After pulling the intake/exhaust manifold from the engine I spent some time cleaning the engine block on that newly accessible side.
It was definitely pretty cruddy with 50+ years of engine and road grime.
I used some Simple Green, which I’ve always found to be a very effective de-greaser, to loosen up the grime.
I used a heavy-duty scrub brush. The original color of the engine block started to come through.
I also used a rough Brillo-style nylon scrubber, working it in around the shift linkage and steering column, and even around the engine mounts.
I even cleaned off the inspection covers pretty well. Here’s the payoff. Not perfect, but much-improved.
This afternoon I painted the intake and exhaust manifolds, their mounting hardware, and the oil filter housing to make them all look new and original.
I had at least a half a can of Eastwood’s high temperature Factory Gray spray paint leftover from use on my roadster. This paint is designed to capture the appearance of new cast iron and is safe to up to 1,200 degrees so it is suitable for an exhaust manifold.

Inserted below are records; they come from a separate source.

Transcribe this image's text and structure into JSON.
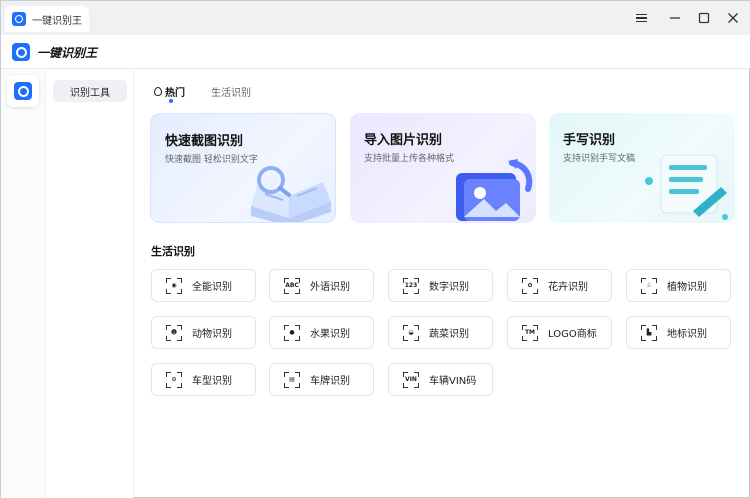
{
  "window": {
    "tab_title": "一键识别王",
    "controls": [
      "menu-icon",
      "minimize-icon",
      "maximize-icon",
      "close-icon"
    ]
  },
  "header": {
    "app_name": "一键识别王"
  },
  "subnav": {
    "items": [
      {
        "label": "识别工具",
        "active": true
      }
    ]
  },
  "tabs": [
    {
      "label": "热门",
      "active": true
    },
    {
      "label": "生活识别",
      "active": false
    }
  ],
  "cards": [
    {
      "title": "快速截图识别",
      "subtitle": "快速截图 轻松识别文字",
      "icon": "open-book-magnifier-icon"
    },
    {
      "title": "导入图片识别",
      "subtitle": "支持批量上传各种格式",
      "icon": "image-import-icon"
    },
    {
      "title": "手写识别",
      "subtitle": "支持识别手写文稿",
      "icon": "handwriting-scroll-icon"
    }
  ],
  "section": {
    "title": "生活识别"
  },
  "tools": [
    {
      "label": "全能识别",
      "glyph": "◉",
      "icon": "eye-scan-icon"
    },
    {
      "label": "外语识别",
      "glyph": "ABC",
      "icon": "abc-scan-icon"
    },
    {
      "label": "数字识别",
      "glyph": "123",
      "icon": "number-scan-icon"
    },
    {
      "label": "花卉识别",
      "glyph": "✿",
      "icon": "flower-scan-icon"
    },
    {
      "label": "植物识别",
      "glyph": "♧",
      "icon": "plant-scan-icon"
    },
    {
      "label": "动物识别",
      "glyph": "☻",
      "icon": "animal-scan-icon"
    },
    {
      "label": "水果识别",
      "glyph": "●",
      "icon": "fruit-scan-icon"
    },
    {
      "label": "蔬菜识别",
      "glyph": "◒",
      "icon": "vegetable-scan-icon"
    },
    {
      "label": "LOGO商标",
      "glyph": "TM",
      "icon": "logo-scan-icon"
    },
    {
      "label": "地标识别",
      "glyph": "▙",
      "icon": "landmark-scan-icon"
    },
    {
      "label": "车型识别",
      "glyph": "⊙",
      "icon": "car-scan-icon"
    },
    {
      "label": "车牌识别",
      "glyph": "▤",
      "icon": "license-plate-scan-icon"
    },
    {
      "label": "车辆VIN码",
      "glyph": "VIN",
      "icon": "vin-scan-icon"
    }
  ],
  "colors": {
    "accent": "#1f6fff",
    "titlebar": "#f0f1f3"
  }
}
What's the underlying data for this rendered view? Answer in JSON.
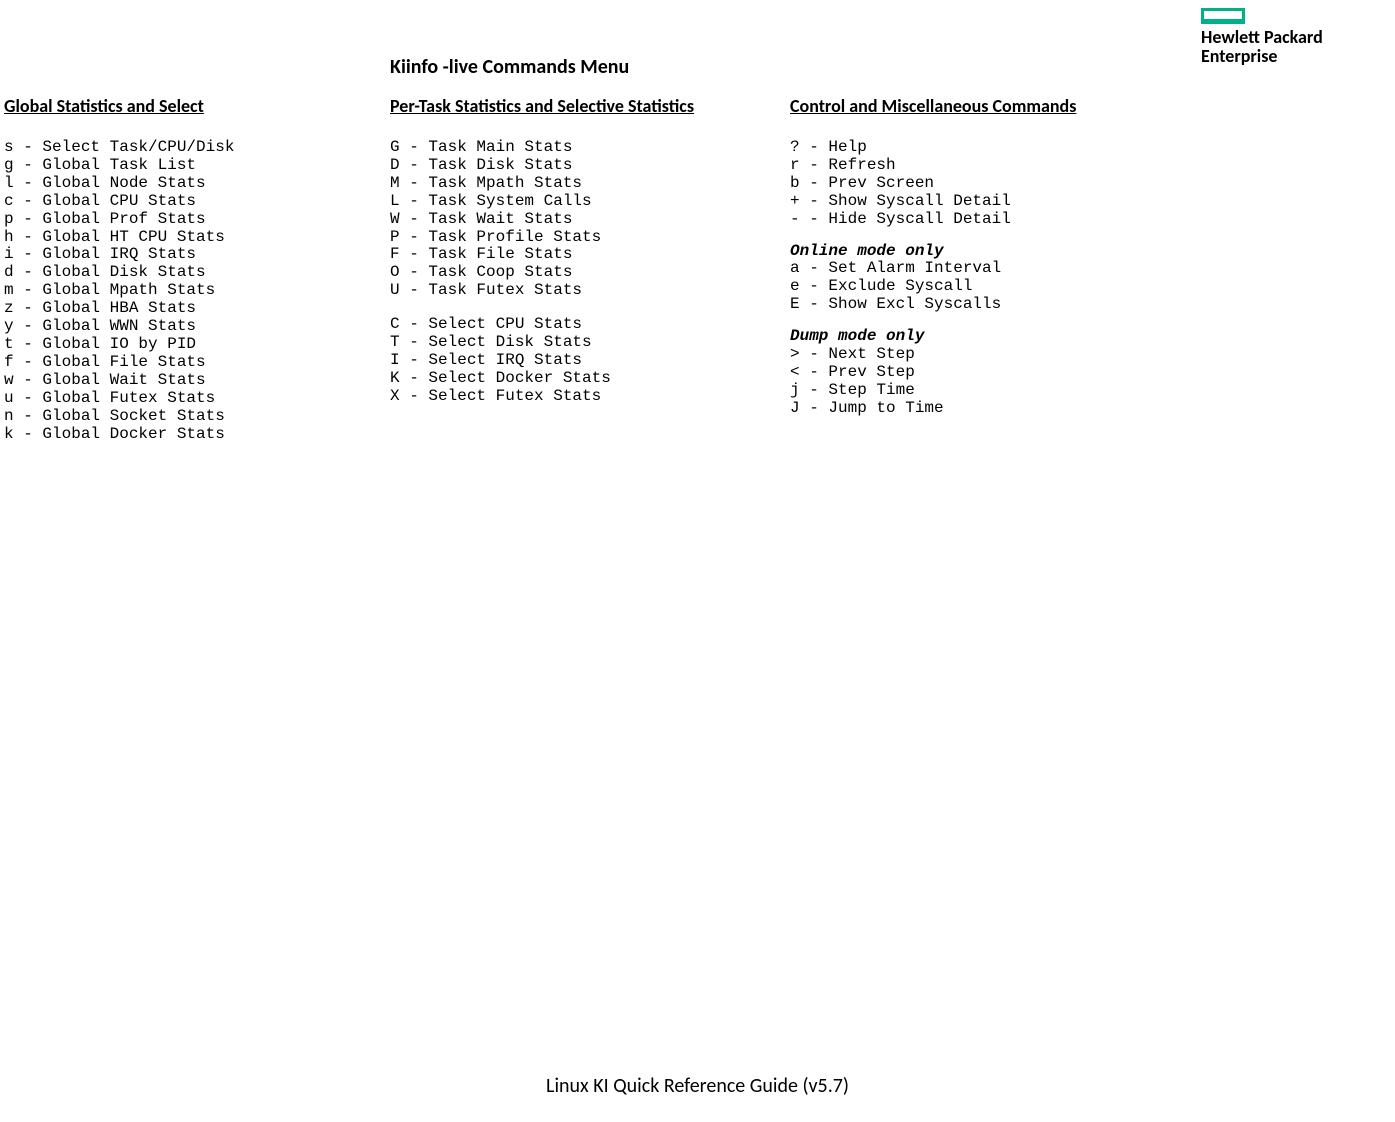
{
  "logo": {
    "line1": "Hewlett Packard",
    "line2": "Enterprise"
  },
  "mainTitle": "Kiinfo -live Commands Menu",
  "footer": "Linux KI Quick Reference Guide (v5.7)",
  "col1": {
    "heading": "Global Statistics and Select",
    "lines": [
      "s - Select Task/CPU/Disk",
      "g - Global Task List",
      "l - Global Node Stats",
      "c - Global CPU Stats",
      "p - Global Prof Stats",
      "h - Global HT CPU Stats",
      "i - Global IRQ Stats",
      "d - Global Disk Stats",
      "m - Global Mpath Stats",
      "z - Global HBA Stats",
      "y - Global WWN Stats",
      "t - Global IO by PID",
      "f - Global File Stats",
      "w - Global Wait Stats",
      "u - Global Futex Stats",
      "n - Global Socket Stats",
      "k - Global Docker Stats"
    ]
  },
  "col2": {
    "heading": "Per-Task Statistics and Selective Statistics",
    "groupA": [
      "G - Task Main Stats",
      "D - Task Disk Stats",
      "M - Task Mpath Stats",
      "L - Task System Calls",
      "W - Task Wait Stats",
      "P - Task Profile Stats",
      "F - Task File Stats",
      "O - Task Coop Stats",
      "U - Task Futex Stats"
    ],
    "groupB": [
      "C - Select CPU Stats",
      "T - Select Disk Stats",
      "I - Select IRQ Stats",
      "K - Select Docker Stats",
      "X - Select Futex Stats"
    ]
  },
  "col3": {
    "heading": "Control and Miscellaneous Commands",
    "groupA": [
      "? - Help",
      "r - Refresh",
      "b - Prev Screen",
      "+ - Show Syscall Detail",
      "- - Hide Syscall Detail"
    ],
    "subheadB": "Online mode only",
    "groupB": [
      "a - Set Alarm Interval",
      "e - Exclude Syscall",
      "E - Show Excl Syscalls"
    ],
    "subheadC": "Dump mode only",
    "groupC": [
      "> - Next Step",
      "< - Prev Step",
      "j - Step Time",
      "J - Jump to Time"
    ]
  }
}
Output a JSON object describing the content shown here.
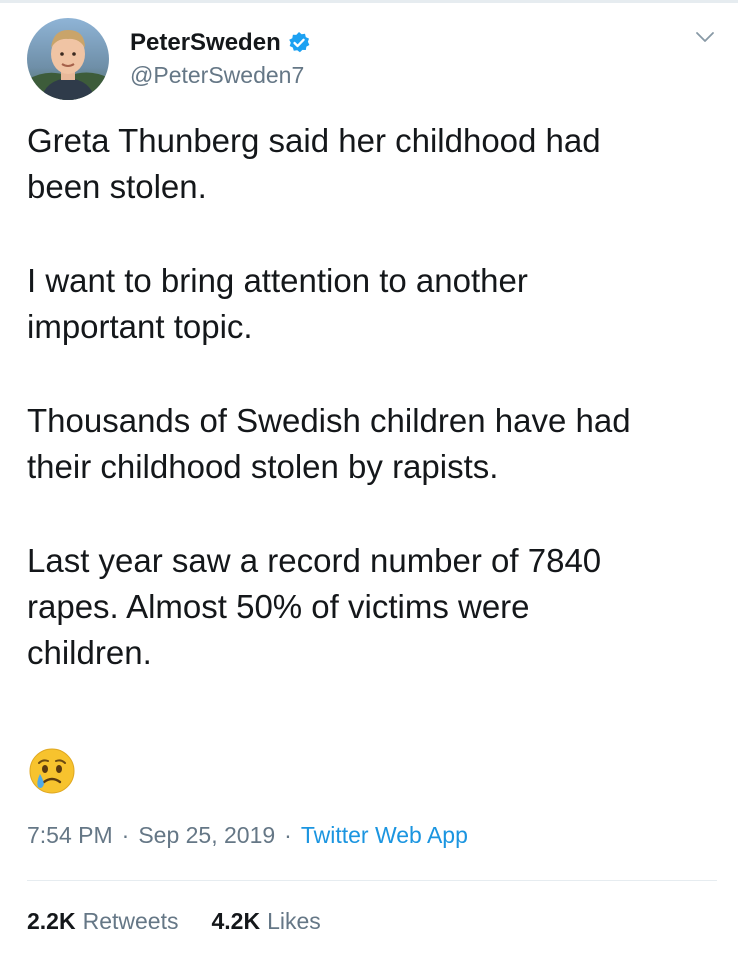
{
  "author": {
    "display_name": "PeterSweden",
    "handle": "@PeterSweden7",
    "verified": true,
    "avatar_icon": "profile-photo"
  },
  "tweet": {
    "paragraphs": [
      "Greta Thunberg said her childhood had\nbeen stolen.",
      "I want to bring attention to another\nimportant topic.",
      "Thousands of Swedish children have had\ntheir childhood stolen by rapists.",
      "Last year saw a record number of 7840\nrapes. Almost 50% of victims were\nchildren."
    ],
    "emoji": "crying-face"
  },
  "meta": {
    "time": "7:54 PM",
    "date": "Sep 25, 2019",
    "source": "Twitter Web App",
    "separator": "·"
  },
  "stats": {
    "retweets_count": "2.2K",
    "retweets_label": "Retweets",
    "likes_count": "4.2K",
    "likes_label": "Likes"
  },
  "colors": {
    "verified_badge": "#1da1f2",
    "link": "#1b95e0",
    "secondary_text": "#657786",
    "primary_text": "#14171a",
    "divider": "#e6ecf0"
  }
}
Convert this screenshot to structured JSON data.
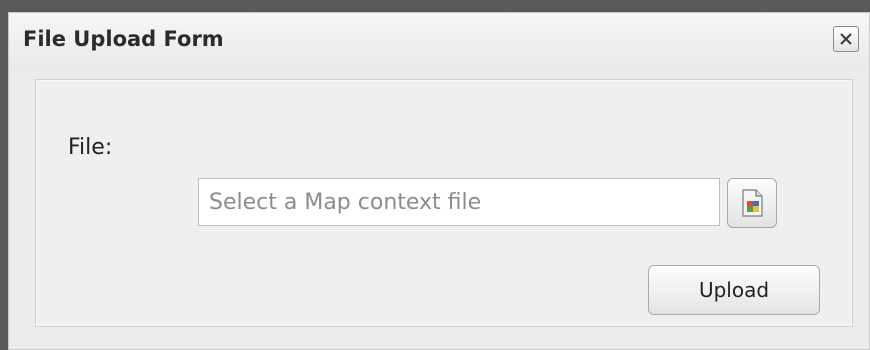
{
  "dialog": {
    "title": "File Upload Form",
    "close_icon": "close-icon"
  },
  "form": {
    "file_label": "File:",
    "file_input": {
      "placeholder": "Select a Map context file",
      "value": ""
    },
    "browse_icon": "file-browse-icon",
    "upload_label": "Upload"
  },
  "colors": {
    "overlay_background": "#5a5a5a",
    "window_background": "#ececec",
    "panel_background": "#efefef",
    "border": "#c9c9c9"
  }
}
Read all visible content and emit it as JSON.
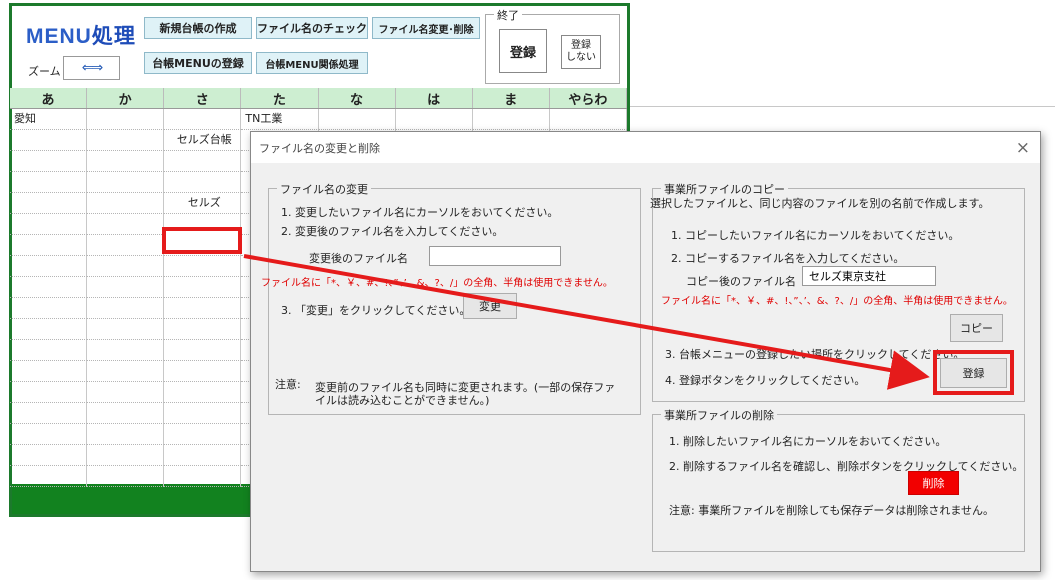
{
  "sheet": {
    "title_latin": "MENU",
    "title_kanji": "処理",
    "buttons": {
      "new_ledger": "新規台帳の作成",
      "check_filename": "ファイル名のチェック",
      "rename_delete": "ファイル名変更･削除",
      "register_ledger_menu": "台帳MENUの登録",
      "ledger_menu_related": "台帳MENU関係処理"
    },
    "zoom_label": "ズーム",
    "zoom_arrows": "⇐⇒",
    "exit": {
      "legend": "終了",
      "register": "登録",
      "no_register_line1": "登録",
      "no_register_line2": "しない"
    },
    "kana_columns": [
      "あ",
      "か",
      "さ",
      "た",
      "な",
      "は",
      "ま",
      "やらわ"
    ],
    "rows": [
      [
        "愛知",
        "",
        "",
        "TN工業",
        "",
        "",
        "",
        ""
      ],
      [
        "",
        "",
        "セルズ台帳",
        "",
        "",
        "",
        "",
        ""
      ],
      [
        "",
        "",
        "",
        "",
        "",
        "",
        "",
        ""
      ],
      [
        "",
        "",
        "",
        "",
        "",
        "",
        "",
        ""
      ],
      [
        "",
        "",
        "セルズ",
        "",
        "",
        "",
        "",
        ""
      ]
    ],
    "accent_green": "#12821f",
    "highlight_red": "#e51b1b"
  },
  "dialog": {
    "title": "ファイル名の変更と削除",
    "close_icon": "×",
    "rename": {
      "legend": "ファイル名の変更",
      "step1": "1. 変更したいファイル名にカーソルをおいてください。",
      "step2": "2. 変更後のファイル名を入力してください。",
      "field_label": "変更後のファイル名",
      "field_value": "",
      "warning": "ファイル名に「*、￥、#、!、”、’、&、?、/」の全角、半角は使用できません。",
      "step3": "3. 「変更」をクリックしてください。",
      "change_button": "変更",
      "note_label": "注意:",
      "note_line1": "変更前のファイル名も同時に変更されます。(一部の保存ファ",
      "note_line2": "イルは読み込むことができません。)"
    },
    "copy": {
      "legend": "事業所ファイルのコピー",
      "desc": "選択したファイルと、同じ内容のファイルを別の名前で作成します。",
      "step1": "1. コピーしたいファイル名にカーソルをおいてください。",
      "step2": "2. コピーするファイル名を入力してください。",
      "field_label": "コピー後のファイル名",
      "field_value": "セルズ東京支社",
      "warning": "ファイル名に「*、￥、#、!、”、’、&、?、/」の全角、半角は使用できません。",
      "copy_button": "コピー",
      "step3": "3. 台帳メニューの登録したい場所をクリックしてください。",
      "step4": "4. 登録ボタンをクリックしてください。",
      "register_button": "登録"
    },
    "delete": {
      "legend": "事業所ファイルの削除",
      "step1": "1. 削除したいファイル名にカーソルをおいてください。",
      "step2": "2. 削除するファイル名を確認し、削除ボタンをクリックしてください。",
      "delete_button": "削除",
      "note": "注意:  事業所ファイルを削除しても保存データは削除されません。",
      "delete_color": "#f20000"
    }
  }
}
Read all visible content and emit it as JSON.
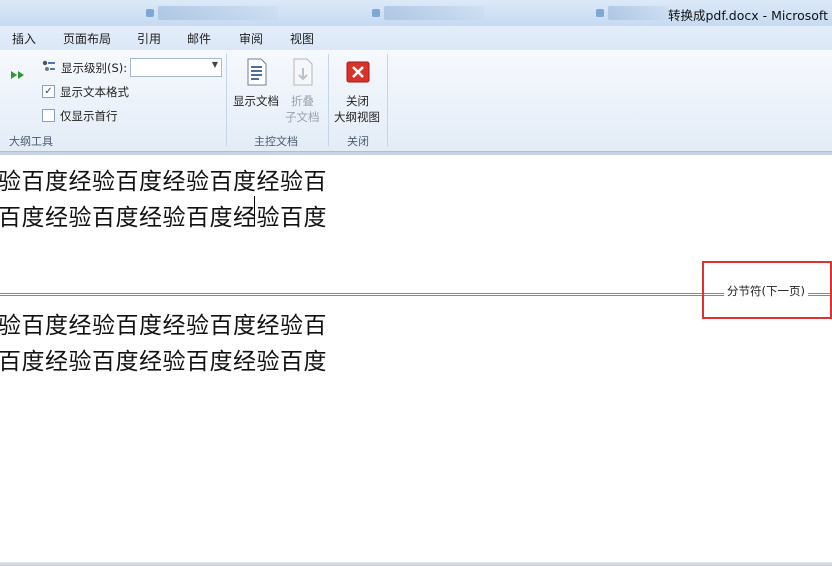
{
  "window": {
    "document_title": "转换成pdf.docx - Microsoft"
  },
  "ribbon": {
    "tabs": [
      "插入",
      "页面布局",
      "引用",
      "邮件",
      "审阅",
      "视图"
    ],
    "outline_tools": {
      "show_level_label": "显示级别(S):",
      "show_level_value": "",
      "show_text_format_label": "显示文本格式",
      "show_text_format_checked": true,
      "first_line_only_label": "仅显示首行",
      "first_line_only_checked": false,
      "group_label": "大纲工具"
    },
    "master_document": {
      "show_document_label": "显示文档",
      "collapse_subdocs_line1": "折叠",
      "collapse_subdocs_line2": "子文档",
      "group_label": "主控文档"
    },
    "close": {
      "close_outline_line1": "关闭",
      "close_outline_line2": "大纲视图",
      "group_label": "关闭"
    }
  },
  "document": {
    "paragraphs": [
      "验百度经验百度经验百度经验百",
      "百度经验百度经验百度经验百度",
      "验百度经验百度经验百度经验百",
      "百度经验百度经验百度经验百度"
    ],
    "section_break_label": "分节符(下一页)"
  },
  "colors": {
    "highlight_box": "#e03030",
    "ribbon_bg": "#e3ecf7"
  }
}
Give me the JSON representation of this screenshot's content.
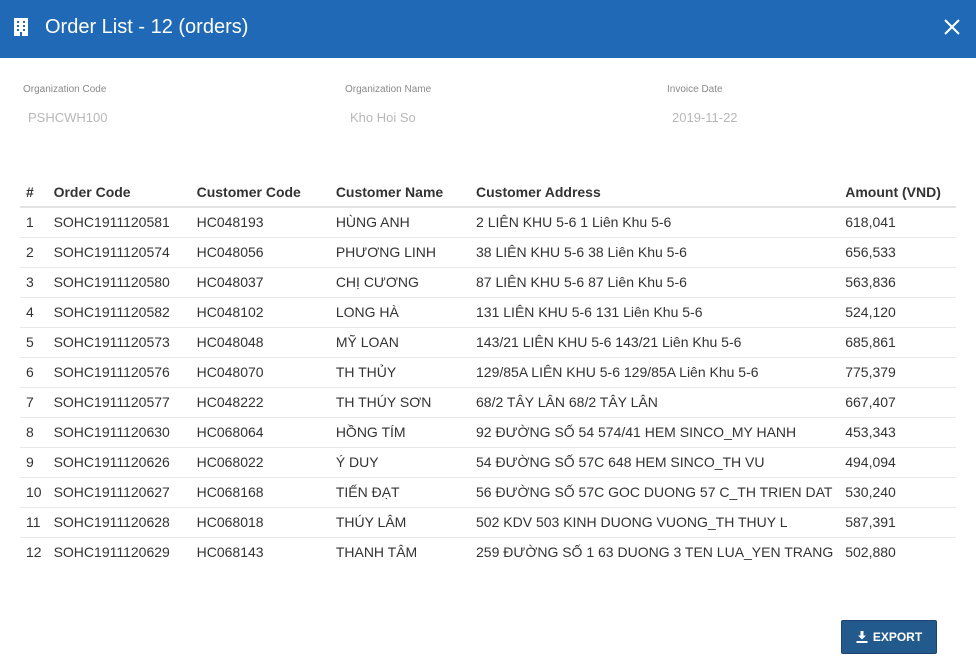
{
  "dialog": {
    "title": "Order List - 12 (orders)",
    "header_color": "#1f69b6",
    "icons": {
      "header": "building-icon",
      "close": "close-icon",
      "export": "download-icon"
    }
  },
  "info": {
    "org_code_label": "Organization Code",
    "org_code_value": "PSHCWH100",
    "org_name_label": "Organization Name",
    "org_name_value": "Kho Hoi So",
    "invoice_date_label": "Invoice Date",
    "invoice_date_value": "2019-11-22"
  },
  "table": {
    "headers": [
      "#",
      "Order Code",
      "Customer Code",
      "Customer Name",
      "Customer Address",
      "Amount (VND)"
    ],
    "rows": [
      [
        "1",
        "SOHC1911120581",
        "HC048193",
        "HÙNG ANH",
        "2 LIÊN KHU 5-6 1 Liên Khu 5-6",
        "618,041"
      ],
      [
        "2",
        "SOHC1911120574",
        "HC048056",
        "PHƯƠNG LINH",
        "38 LIÊN KHU 5-6 38 Liên Khu 5-6",
        "656,533"
      ],
      [
        "3",
        "SOHC1911120580",
        "HC048037",
        "CHỊ CƯƠNG",
        "87 LIÊN KHU 5-6 87 Liên Khu 5-6",
        "563,836"
      ],
      [
        "4",
        "SOHC1911120582",
        "HC048102",
        "LONG HÀ",
        "131 LIÊN KHU 5-6 131 Liên Khu 5-6",
        "524,120"
      ],
      [
        "5",
        "SOHC1911120573",
        "HC048048",
        "MỸ LOAN",
        "143/21 LIÊN KHU 5-6 143/21 Liên Khu 5-6",
        "685,861"
      ],
      [
        "6",
        "SOHC1911120576",
        "HC048070",
        "TH THỦY",
        "129/85A LIÊN KHU 5-6 129/85A Liên Khu 5-6",
        "775,379"
      ],
      [
        "7",
        "SOHC1911120577",
        "HC048222",
        "TH THÚY SƠN",
        "68/2 TÂY LÂN 68/2 TÂY LÂN",
        "667,407"
      ],
      [
        "8",
        "SOHC1911120630",
        "HC068064",
        "HỒNG TÍM",
        "92 ĐƯỜNG SỐ 54 574/41 HEM SINCO_MY HANH",
        "453,343"
      ],
      [
        "9",
        "SOHC1911120626",
        "HC068022",
        "Ý DUY",
        "54 ĐƯỜNG SỐ 57C 648 HEM SINCO_TH VU",
        "494,094"
      ],
      [
        "10",
        "SOHC1911120627",
        "HC068168",
        "TIẾN ĐẠT",
        "56 ĐƯỜNG SỐ 57C GOC DUONG 57 C_TH TRIEN DAT",
        "530,240"
      ],
      [
        "11",
        "SOHC1911120628",
        "HC068018",
        "THÚY LÂM",
        "502 KDV 503 KINH DUONG VUONG_TH THUY L",
        "587,391"
      ],
      [
        "12",
        "SOHC1911120629",
        "HC068143",
        "THANH TÂM",
        "259 ĐƯỜNG SỐ 1 63 DUONG 3 TEN LUA_YEN TRANG",
        "502,880"
      ]
    ]
  },
  "actions": {
    "export_label": "EXPORT"
  }
}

I masked off the threads of the studs for the intake manifold and started spraying. It came out pretty nice.
I also masked off the threaded studs on the intake manifold before painting.
I previously ordered a can of Al’s Datsun Engine Blue spray paint, which I’ve used with much success on Datsun engines and engine parts in the past. I bought this can on ebay, but I believe it is currently available from California Datsun’s website here.
The finished intake and exhaust manifolds:
Here are the manifold mounting washers, engine lifting bracket, and oil filter housing, which I previously cleaned up, prepped, and primed.
I sprayed them with the same Datsun blue engine paint, since I found traces of that color on each of the parts, suggesting that was their original color.